What the exercise asks:
Would you please return the lines of the material that contain the word "items"?

Data for this exercise:
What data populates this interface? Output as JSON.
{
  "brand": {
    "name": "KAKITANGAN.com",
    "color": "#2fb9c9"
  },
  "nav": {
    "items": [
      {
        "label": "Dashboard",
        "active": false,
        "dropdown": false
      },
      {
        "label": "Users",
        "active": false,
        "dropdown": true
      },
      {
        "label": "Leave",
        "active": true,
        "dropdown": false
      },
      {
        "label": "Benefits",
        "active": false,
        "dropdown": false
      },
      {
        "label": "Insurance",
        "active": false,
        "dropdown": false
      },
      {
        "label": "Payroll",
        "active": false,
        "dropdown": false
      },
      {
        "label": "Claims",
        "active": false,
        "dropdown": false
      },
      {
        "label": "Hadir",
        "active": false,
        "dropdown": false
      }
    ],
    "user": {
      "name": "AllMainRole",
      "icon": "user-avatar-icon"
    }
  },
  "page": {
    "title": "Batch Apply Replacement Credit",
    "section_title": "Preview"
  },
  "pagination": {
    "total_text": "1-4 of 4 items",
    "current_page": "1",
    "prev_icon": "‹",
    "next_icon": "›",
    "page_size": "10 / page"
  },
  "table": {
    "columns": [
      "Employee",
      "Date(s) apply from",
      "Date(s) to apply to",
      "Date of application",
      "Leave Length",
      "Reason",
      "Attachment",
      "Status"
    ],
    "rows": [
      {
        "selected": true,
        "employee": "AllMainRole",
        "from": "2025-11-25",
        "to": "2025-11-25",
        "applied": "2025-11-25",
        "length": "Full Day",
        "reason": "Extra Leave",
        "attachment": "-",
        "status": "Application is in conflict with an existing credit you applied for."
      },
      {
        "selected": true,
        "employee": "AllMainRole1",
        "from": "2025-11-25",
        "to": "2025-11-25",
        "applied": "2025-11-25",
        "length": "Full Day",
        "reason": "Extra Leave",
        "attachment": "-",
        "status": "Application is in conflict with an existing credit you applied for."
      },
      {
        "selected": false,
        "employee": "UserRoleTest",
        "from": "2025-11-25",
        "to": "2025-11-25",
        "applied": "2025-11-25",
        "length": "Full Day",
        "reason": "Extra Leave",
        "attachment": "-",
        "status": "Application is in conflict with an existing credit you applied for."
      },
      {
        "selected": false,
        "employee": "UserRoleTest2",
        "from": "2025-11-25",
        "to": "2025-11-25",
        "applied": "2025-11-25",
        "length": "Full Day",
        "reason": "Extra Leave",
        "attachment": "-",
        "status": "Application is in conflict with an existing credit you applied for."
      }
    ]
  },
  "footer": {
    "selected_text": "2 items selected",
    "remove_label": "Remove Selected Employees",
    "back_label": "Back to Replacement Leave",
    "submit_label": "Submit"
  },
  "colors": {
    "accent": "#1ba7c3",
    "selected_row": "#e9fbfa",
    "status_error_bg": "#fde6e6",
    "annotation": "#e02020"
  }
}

Task response:
    "items": [
    "total_text": "1-4 of 4 items",
    "selected_text": "2 items selected",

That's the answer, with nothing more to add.